* **WHAT TO PRODUCE**: All of the data should be given again word for word, though the images are to be left out.

* **DATA SECTION**:

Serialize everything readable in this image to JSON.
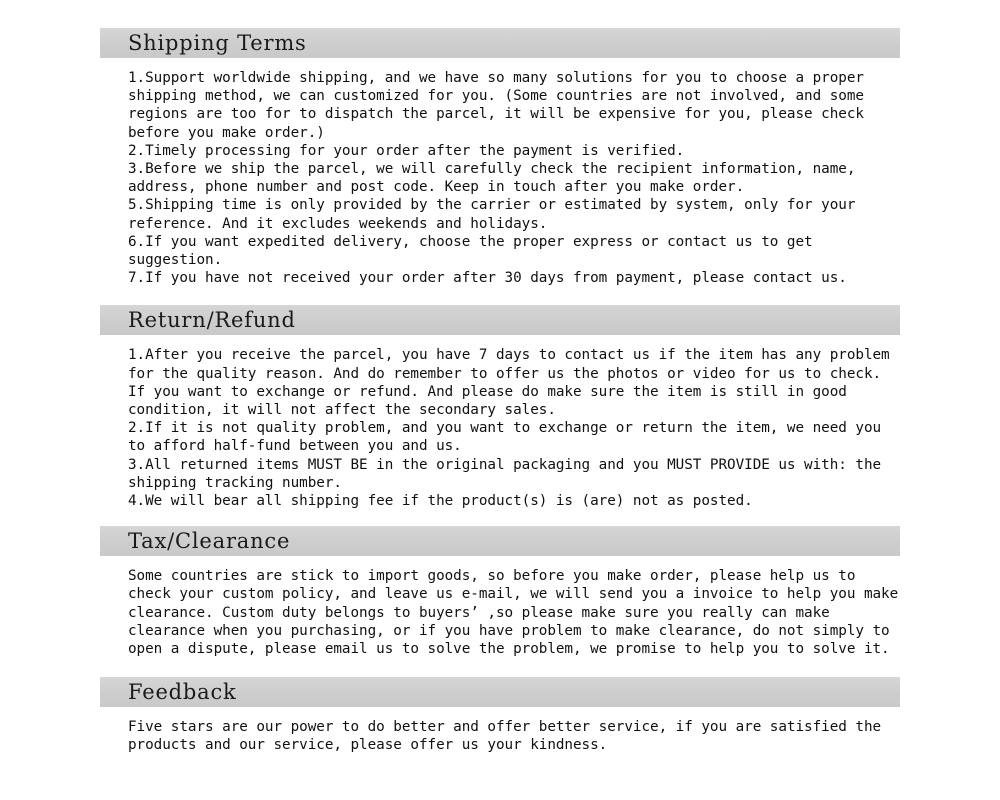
{
  "document": {
    "sections": [
      {
        "id": "shipping-terms",
        "heading": "Shipping Terms",
        "body": "1.Support worldwide shipping, and we have so many solutions for you to choose a proper shipping method, we can customized for you. (Some countries are not involved, and some regions are too for to dispatch the parcel, it will be expensive for you, please check before you make order.)\n2.Timely processing for your order after the payment is verified.\n3.Before we ship the parcel, we will carefully check the recipient information, name, address, phone number and post code. Keep in touch after you make order.\n5.Shipping time is only provided by the carrier or estimated by system, only for your reference. And it excludes weekends and holidays.\n6.If you want expedited delivery, choose the proper express or contact us to get suggestion.\n7.If you have not received your order after 30 days from payment, please contact us."
      },
      {
        "id": "return-refund",
        "heading": "Return/Refund",
        "body": "1.After you receive the parcel, you have 7 days to contact us if the item has any problem for the quality reason. And do remember to offer us the photos or video for us to check. If you want to exchange or refund. And please do make sure the item is still in good condition, it will not affect the secondary sales.\n2.If it is not quality problem, and you want to exchange or return the item, we need you to afford half-fund between you and us.\n3.All returned items MUST BE in the original packaging and you MUST PROVIDE us with: the shipping tracking number.\n4.We will bear all shipping fee if the product(s) is (are) not as posted."
      },
      {
        "id": "tax-clearance",
        "heading": "Tax/Clearance",
        "body": "Some countries are stick to import goods, so before you make order, please help us to check your custom policy, and leave us e-mail, we will send you a invoice to help you make clearance. Custom duty belongs to buyers’ ,so please make sure you really can make clearance when you purchasing, or if you have problem to make clearance, do not simply to open a dispute, please email us to solve the problem, we promise to help you to solve it."
      },
      {
        "id": "feedback",
        "heading": "Feedback",
        "body": "Five stars are our power to do better and offer better service, if you are satisfied the products and our service, please offer us your kindness."
      }
    ]
  },
  "theme": {
    "header_bar_color": "#cdcdcd",
    "text_color": "#111111",
    "background_color": "#ffffff"
  }
}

* **ANSWER BOX**:
Serialize everything readable in this image to JSON.
{
  "document": {
    "sections": [
      {
        "id": "shipping-terms",
        "heading": "Shipping Terms",
        "body": "1.Support worldwide shipping, and we have so many solutions for you to choose a proper shipping method, we can customized for you. (Some countries are not involved, and some regions are too for to dispatch the parcel, it will be expensive for you, please check before you make order.)\n2.Timely processing for your order after the payment is verified.\n3.Before we ship the parcel, we will carefully check the recipient information, name, address, phone number and post code. Keep in touch after you make order.\n5.Shipping time is only provided by the carrier or estimated by system, only for your reference. And it excludes weekends and holidays.\n6.If you want expedited delivery, choose the proper express or contact us to get suggestion.\n7.If you have not received your order after 30 days from payment, please contact us."
      },
      {
        "id": "return-refund",
        "heading": "Return/Refund",
        "body": "1.After you receive the parcel, you have 7 days to contact us if the item has any problem for the quality reason. And do remember to offer us the photos or video for us to check. If you want to exchange or refund. And please do make sure the item is still in good condition, it will not affect the secondary sales.\n2.If it is not quality problem, and you want to exchange or return the item, we need you to afford half-fund between you and us.\n3.All returned items MUST BE in the original packaging and you MUST PROVIDE us with: the shipping tracking number.\n4.We will bear all shipping fee if the product(s) is (are) not as posted."
      },
      {
        "id": "tax-clearance",
        "heading": "Tax/Clearance",
        "body": "Some countries are stick to import goods, so before you make order, please help us to check your custom policy, and leave us e-mail, we will send you a invoice to help you make clearance. Custom duty belongs to buyers’ ,so please make sure you really can make clearance when you purchasing, or if you have problem to make clearance, do not simply to open a dispute, please email us to solve the problem, we promise to help you to solve it."
      },
      {
        "id": "feedback",
        "heading": "Feedback",
        "body": "Five stars are our power to do better and offer better service, if you are satisfied the products and our service, please offer us your kindness."
      }
    ]
  },
  "theme": {
    "header_bar_color": "#cdcdcd",
    "text_color": "#111111",
    "background_color": "#ffffff"
  }
}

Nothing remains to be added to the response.